• [What needs to be done]
Can you print every record below exactly as written?

• [Data shown]
════════════════
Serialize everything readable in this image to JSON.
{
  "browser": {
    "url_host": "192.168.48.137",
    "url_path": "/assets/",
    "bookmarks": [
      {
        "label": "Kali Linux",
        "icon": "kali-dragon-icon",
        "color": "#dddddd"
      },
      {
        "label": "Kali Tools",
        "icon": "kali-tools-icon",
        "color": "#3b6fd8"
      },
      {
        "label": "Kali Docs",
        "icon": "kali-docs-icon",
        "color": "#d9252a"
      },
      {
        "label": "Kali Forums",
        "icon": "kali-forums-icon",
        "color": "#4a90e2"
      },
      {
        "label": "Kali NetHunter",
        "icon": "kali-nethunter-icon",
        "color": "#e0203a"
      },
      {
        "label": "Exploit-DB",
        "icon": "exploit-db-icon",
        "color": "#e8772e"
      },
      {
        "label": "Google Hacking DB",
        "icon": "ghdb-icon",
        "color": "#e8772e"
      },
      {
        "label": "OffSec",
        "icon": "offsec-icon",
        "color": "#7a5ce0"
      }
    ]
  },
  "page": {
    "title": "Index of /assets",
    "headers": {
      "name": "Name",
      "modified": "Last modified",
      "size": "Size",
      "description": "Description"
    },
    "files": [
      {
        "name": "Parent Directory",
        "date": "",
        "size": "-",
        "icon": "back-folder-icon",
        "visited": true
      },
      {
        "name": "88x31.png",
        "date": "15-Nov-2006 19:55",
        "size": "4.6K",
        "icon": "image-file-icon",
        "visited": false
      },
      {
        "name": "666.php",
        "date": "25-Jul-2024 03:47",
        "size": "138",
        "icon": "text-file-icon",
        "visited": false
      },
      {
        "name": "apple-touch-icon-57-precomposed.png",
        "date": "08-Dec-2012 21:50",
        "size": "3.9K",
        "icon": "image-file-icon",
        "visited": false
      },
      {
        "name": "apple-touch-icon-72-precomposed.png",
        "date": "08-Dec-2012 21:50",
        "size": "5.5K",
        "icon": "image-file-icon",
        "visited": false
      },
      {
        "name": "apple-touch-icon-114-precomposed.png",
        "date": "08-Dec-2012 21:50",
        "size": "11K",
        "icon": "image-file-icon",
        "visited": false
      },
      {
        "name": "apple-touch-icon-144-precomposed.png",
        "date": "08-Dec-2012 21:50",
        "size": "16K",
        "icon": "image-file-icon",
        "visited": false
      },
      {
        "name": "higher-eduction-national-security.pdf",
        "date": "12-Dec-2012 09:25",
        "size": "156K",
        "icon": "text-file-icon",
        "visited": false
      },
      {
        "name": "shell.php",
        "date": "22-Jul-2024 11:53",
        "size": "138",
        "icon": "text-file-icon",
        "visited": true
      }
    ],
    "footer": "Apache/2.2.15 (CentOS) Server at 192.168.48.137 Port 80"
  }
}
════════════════
• [Your solution]
Serialize everything readable in this image to JSON.
{
  "browser": {
    "url_host": "192.168.48.137",
    "url_path": "/assets/",
    "bookmarks": [
      {
        "label": "Kali Linux",
        "icon": "kali-dragon-icon",
        "color": "#dddddd"
      },
      {
        "label": "Kali Tools",
        "icon": "kali-tools-icon",
        "color": "#3b6fd8"
      },
      {
        "label": "Kali Docs",
        "icon": "kali-docs-icon",
        "color": "#d9252a"
      },
      {
        "label": "Kali Forums",
        "icon": "kali-forums-icon",
        "color": "#4a90e2"
      },
      {
        "label": "Kali NetHunter",
        "icon": "kali-nethunter-icon",
        "color": "#e0203a"
      },
      {
        "label": "Exploit-DB",
        "icon": "exploit-db-icon",
        "color": "#e8772e"
      },
      {
        "label": "Google Hacking DB",
        "icon": "ghdb-icon",
        "color": "#e8772e"
      },
      {
        "label": "OffSec",
        "icon": "offsec-icon",
        "color": "#7a5ce0"
      }
    ]
  },
  "page": {
    "title": "Index of /assets",
    "headers": {
      "name": "Name",
      "modified": "Last modified",
      "size": "Size",
      "description": "Description"
    },
    "files": [
      {
        "name": "Parent Directory",
        "date": "",
        "size": "-",
        "icon": "back-folder-icon",
        "visited": true
      },
      {
        "name": "88x31.png",
        "date": "15-Nov-2006 19:55",
        "size": "4.6K",
        "icon": "image-file-icon",
        "visited": false
      },
      {
        "name": "666.php",
        "date": "25-Jul-2024 03:47",
        "size": "138",
        "icon": "text-file-icon",
        "visited": false
      },
      {
        "name": "apple-touch-icon-57-precomposed.png",
        "date": "08-Dec-2012 21:50",
        "size": "3.9K",
        "icon": "image-file-icon",
        "visited": false
      },
      {
        "name": "apple-touch-icon-72-precomposed.png",
        "date": "08-Dec-2012 21:50",
        "size": "5.5K",
        "icon": "image-file-icon",
        "visited": false
      },
      {
        "name": "apple-touch-icon-114-precomposed.png",
        "date": "08-Dec-2012 21:50",
        "size": "11K",
        "icon": "image-file-icon",
        "visited": false
      },
      {
        "name": "apple-touch-icon-144-precomposed.png",
        "date": "08-Dec-2012 21:50",
        "size": "16K",
        "icon": "image-file-icon",
        "visited": false
      },
      {
        "name": "higher-eduction-national-security.pdf",
        "date": "12-Dec-2012 09:25",
        "size": "156K",
        "icon": "text-file-icon",
        "visited": false
      },
      {
        "name": "shell.php",
        "date": "22-Jul-2024 11:53",
        "size": "138",
        "icon": "text-file-icon",
        "visited": true
      }
    ],
    "footer": "Apache/2.2.15 (CentOS) Server at 192.168.48.137 Port 80"
  }
}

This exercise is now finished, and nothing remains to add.